Recruitment of top-quality professionals and their retention is key to any successful business, and especially critical in the construction industry, which has been facing labor shortages in the past two decades. “But from a recruitment standpoint, we’ve grown quite a bit because we have a recruiter in house who is always actively recruiting and who does a phenomenal job for us,” Kremer says.

The company also receives referrals from happy employees. With an eye to the future, the company visits local high schools to energize students, and participates annually in MiCareerQuest Southwest to interest more people in building-trade careers.

“Our retention rate is over 90 percent, so it’s very good, and that speaks a lot about our culture. Once people come here, they want to stay, and if they do leave, they want to come back. Our culture is collaborative and ‘Helping each other be great’ is our tagline. It is very much teamwork and we gravitate toward fast-running, high-achieving individuals. Once they come on board, we have great success.”

To ensure that new recruits will be a good fit, the HR department works with several behavioral assessment tools to determine how individuals will work in the natural and work environments. “We use those tools from a communications standpoint more than anything because we want our employees to understand themselves. It’s about self-awareness and how you understand styles of behavior that might not be your own and how you communicate with those styles. This helps our team be equipped to understand communication styles and get through communication barriers and also understand their own strengths. We believe utilizing those top strengths results in engaged employees.”

Passion for the work
“What creates a breakthrough in individual employees,” she continues, “is when you give them the freedom to pursue their dreams; to ‘amplify their passion.’ You have to let go and trust your employees are going to give it their best and this is where you see truly engaged employees.”

Adds Katrina Reed: “One of the things we pride ourselves on is giving back to the community in which we work. Nine months ago, we established an in-house philanthropic committee, made up of both office and field staff with varying backgrounds, and we look at areas where our employees are located and at volunteer opportunities there. Our leadership team supports letting employees take off a couple of blocks during the day and volunteer at a food bank or visit with children in pediatrics at Bronson Methodist Hospital. We’re committed to giving back to the community. Our clients put their trust in us to build these buildings and we think the least we can do is volunteer our time and efforts to give back to them.”

On a personal note, we asked our three interviewees what they like about working at CSM Group. Feltch, who’s been there for 14 years, says “I think that what matters to me most is that CSM Group allows us to be creative and grow as much as we are willing to stretch ourselves.”

Investing in people
Kremer, who’s been with the company for 12 years, says “what I love most is the way they trust and invest in their employees. I have been fortunate enough to be in a number of roles because I decided to grow myself. I believe we develop as individuals to the extent we want to grow ourselves. I also find that the people here have a passion to come to work and I truly love the people I work with. They are like a second family to me, so work is fun to come to every day.”

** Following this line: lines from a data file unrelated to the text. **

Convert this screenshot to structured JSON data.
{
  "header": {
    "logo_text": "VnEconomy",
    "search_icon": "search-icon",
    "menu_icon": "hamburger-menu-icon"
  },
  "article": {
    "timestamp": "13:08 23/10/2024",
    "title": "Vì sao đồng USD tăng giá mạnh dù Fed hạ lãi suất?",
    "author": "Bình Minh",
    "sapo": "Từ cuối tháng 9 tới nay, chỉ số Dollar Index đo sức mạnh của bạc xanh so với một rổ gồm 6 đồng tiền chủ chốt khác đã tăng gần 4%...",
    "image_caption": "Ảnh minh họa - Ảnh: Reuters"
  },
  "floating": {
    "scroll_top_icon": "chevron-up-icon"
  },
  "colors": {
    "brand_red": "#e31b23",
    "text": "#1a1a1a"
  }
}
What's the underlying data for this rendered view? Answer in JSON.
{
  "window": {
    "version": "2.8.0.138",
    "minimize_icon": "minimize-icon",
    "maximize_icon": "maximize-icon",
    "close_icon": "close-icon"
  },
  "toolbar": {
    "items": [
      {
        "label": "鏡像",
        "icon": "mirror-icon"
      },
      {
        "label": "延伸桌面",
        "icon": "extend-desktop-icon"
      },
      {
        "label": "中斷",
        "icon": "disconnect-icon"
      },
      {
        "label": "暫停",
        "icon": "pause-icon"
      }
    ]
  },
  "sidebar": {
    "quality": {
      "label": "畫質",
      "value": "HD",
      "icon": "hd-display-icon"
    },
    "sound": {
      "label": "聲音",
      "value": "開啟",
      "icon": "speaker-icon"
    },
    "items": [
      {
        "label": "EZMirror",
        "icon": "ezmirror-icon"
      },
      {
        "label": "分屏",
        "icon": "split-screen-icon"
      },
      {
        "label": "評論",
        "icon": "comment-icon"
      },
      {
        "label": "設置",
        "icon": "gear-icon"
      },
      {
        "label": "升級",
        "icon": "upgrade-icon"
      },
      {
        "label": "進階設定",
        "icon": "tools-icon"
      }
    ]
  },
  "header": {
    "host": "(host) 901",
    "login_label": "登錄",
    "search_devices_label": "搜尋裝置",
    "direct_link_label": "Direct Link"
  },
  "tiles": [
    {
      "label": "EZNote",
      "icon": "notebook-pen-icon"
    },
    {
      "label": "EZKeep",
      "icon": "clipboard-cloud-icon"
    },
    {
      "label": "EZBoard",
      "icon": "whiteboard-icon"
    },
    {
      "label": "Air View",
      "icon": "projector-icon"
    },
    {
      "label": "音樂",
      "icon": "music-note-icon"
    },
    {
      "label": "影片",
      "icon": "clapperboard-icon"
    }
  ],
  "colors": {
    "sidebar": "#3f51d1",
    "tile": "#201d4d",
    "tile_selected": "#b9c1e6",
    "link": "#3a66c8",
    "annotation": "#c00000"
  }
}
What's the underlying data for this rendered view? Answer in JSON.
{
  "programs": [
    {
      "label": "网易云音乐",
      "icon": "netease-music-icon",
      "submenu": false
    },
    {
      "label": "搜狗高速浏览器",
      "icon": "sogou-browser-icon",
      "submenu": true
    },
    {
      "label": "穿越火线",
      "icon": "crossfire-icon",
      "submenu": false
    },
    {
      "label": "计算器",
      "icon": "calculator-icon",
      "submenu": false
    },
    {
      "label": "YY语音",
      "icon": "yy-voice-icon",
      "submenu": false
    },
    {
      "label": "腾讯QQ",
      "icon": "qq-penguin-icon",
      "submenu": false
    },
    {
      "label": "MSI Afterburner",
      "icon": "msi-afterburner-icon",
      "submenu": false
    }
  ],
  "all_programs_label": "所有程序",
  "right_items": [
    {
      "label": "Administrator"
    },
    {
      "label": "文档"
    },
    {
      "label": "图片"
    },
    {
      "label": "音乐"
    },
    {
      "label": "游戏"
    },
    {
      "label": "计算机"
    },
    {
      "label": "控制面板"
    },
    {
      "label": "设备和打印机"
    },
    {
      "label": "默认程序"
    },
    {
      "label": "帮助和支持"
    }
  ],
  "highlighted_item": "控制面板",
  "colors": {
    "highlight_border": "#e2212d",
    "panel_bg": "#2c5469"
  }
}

For her part, Katrina Reed says, “I’ve been here six years and what I enjoy most is that no two days are ever the same. I like to think outside the box, try new things, and think of better ways.”

She goes on to talk about the company’s life-work balance approach. “I have worked at companies where they expect you to be in the office every day for eight hours and be on call all the time, but here, family comes first. If there’s a concern or you need to make an outside appointment, you can do it. They want you to bring yourself to work mentally and physically refreshed and you can’t ask for anything better.”

Due Diligence

The workplace is where we spend one third of our lives. Work is intricately woven into every aspect of daily living. And self-preservation in the workplace – physical, mental, emotional and spiritual, can change everything about it for the better.

October 22, 2019, 6:42 PM EDT